You may have read in the news recently about Richard Giese, the retired flautist who had worked for many years with the NZ Symphony Orchestra. He hadn't paid the extra $6 a day ($42 a week; $180 a month) that it cost to have someone checking on him daily in his retirement village home. He lived a reasonably active life for an 85-year-old - walking to the shops, playing his flute every day, going to the doctor on his own and so on - so I guess he thought he didn't need to pay any money for something that he wasn't concerned about.
Some time between February the 18th and March the 8th, he died of a heart attack. His lights remained on for a week, his mailbox wasn't cleared, and a neighbour realised she hadn't heard his flute for some days. And finally notified the retirement village staff.
His former wife was apparently the last person who spoke to him, and she said she was amazed that no one had checked on him, thinking that would be par for the course for a retirement village. In fact she rang the coroner when she heard that the date of death was undetermined.
The Dominion Post reported that Susan Bowness, North Island regional manager for Ryman Healthcare, which runs Rita Angus and 22 other villages, said residents were able to request daily checks, for a fee of $6 a day. Mr Giese had never asked for such checks, and it appeared his death was sudden.
Ms Bowness said the company was not required to check on its independent residents. "It needs to be understood that they are truly independent – they only get the services they request."
They only get the services they request. When asked by the coroner what could be done to ensure residents' safety, Ms Bowness said, management needed to make sure residents understood that the service was available if they needed it. Um, is that ensuring the residents are safe?
Also available - for an additional fee in each case - are the following:
It seems as though being old in some retirement villages can be quite an expensive business, if each of these items cost an additional $6 or more a day.
Residents can ask for meals to be delivered.
Can eat at the dining room.

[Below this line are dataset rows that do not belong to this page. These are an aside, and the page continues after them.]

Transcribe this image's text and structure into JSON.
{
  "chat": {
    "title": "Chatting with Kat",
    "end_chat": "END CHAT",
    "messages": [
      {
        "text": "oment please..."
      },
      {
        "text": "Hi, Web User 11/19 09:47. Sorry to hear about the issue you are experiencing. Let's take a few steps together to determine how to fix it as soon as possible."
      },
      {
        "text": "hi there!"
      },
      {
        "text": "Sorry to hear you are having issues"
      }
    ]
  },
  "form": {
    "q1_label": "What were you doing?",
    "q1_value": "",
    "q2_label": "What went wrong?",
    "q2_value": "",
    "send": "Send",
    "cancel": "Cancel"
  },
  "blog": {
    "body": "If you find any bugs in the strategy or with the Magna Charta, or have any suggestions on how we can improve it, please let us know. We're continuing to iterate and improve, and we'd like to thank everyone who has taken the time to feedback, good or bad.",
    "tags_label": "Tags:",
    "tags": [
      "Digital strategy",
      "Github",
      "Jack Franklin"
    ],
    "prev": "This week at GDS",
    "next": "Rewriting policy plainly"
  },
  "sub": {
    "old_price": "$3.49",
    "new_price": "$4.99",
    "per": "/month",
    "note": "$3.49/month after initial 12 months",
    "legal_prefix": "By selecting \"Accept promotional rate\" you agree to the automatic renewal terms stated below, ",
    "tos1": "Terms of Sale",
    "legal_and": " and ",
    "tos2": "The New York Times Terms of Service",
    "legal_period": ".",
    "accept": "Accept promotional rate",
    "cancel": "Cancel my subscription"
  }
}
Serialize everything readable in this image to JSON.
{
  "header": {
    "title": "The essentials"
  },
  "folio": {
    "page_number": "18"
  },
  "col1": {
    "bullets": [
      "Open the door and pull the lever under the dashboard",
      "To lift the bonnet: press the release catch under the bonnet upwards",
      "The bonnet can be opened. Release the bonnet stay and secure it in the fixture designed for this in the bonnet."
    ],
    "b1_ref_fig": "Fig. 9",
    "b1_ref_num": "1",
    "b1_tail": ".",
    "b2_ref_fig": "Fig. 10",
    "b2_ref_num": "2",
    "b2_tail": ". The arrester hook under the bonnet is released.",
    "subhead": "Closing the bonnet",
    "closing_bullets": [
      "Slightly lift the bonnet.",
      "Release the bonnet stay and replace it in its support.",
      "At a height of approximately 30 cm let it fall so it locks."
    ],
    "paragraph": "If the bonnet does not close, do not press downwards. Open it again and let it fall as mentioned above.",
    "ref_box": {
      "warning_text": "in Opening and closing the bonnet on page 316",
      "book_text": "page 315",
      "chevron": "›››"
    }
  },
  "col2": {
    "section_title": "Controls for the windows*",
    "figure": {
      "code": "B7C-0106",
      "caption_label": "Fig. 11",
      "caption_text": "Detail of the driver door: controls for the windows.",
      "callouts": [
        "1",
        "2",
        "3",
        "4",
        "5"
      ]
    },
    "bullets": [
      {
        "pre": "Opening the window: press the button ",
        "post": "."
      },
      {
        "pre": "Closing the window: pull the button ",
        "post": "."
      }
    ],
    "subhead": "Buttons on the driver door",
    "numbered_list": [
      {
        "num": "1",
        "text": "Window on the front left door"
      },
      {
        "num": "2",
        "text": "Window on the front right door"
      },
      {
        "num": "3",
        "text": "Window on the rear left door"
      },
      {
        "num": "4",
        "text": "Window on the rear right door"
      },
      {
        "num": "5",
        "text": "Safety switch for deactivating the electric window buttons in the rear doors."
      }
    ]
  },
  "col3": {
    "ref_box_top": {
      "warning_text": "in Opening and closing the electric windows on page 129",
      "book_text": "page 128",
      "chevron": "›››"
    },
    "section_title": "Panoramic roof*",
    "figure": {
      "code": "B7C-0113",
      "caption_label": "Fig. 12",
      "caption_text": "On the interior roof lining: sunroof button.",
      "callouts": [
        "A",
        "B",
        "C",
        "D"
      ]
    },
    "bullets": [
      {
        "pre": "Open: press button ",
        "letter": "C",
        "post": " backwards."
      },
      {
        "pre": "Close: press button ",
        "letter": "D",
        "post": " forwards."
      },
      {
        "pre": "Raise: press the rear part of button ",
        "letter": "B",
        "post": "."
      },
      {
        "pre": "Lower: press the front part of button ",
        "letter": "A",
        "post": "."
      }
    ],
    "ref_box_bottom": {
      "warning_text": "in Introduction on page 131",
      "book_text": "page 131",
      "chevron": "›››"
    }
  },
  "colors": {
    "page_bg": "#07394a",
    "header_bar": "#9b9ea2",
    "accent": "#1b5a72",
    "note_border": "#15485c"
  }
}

Can have medication to be brought to them.
Can have someone check on them.
Can have an evening telephone check.
Can have healthcare services provided by the village rather than by their own doctors.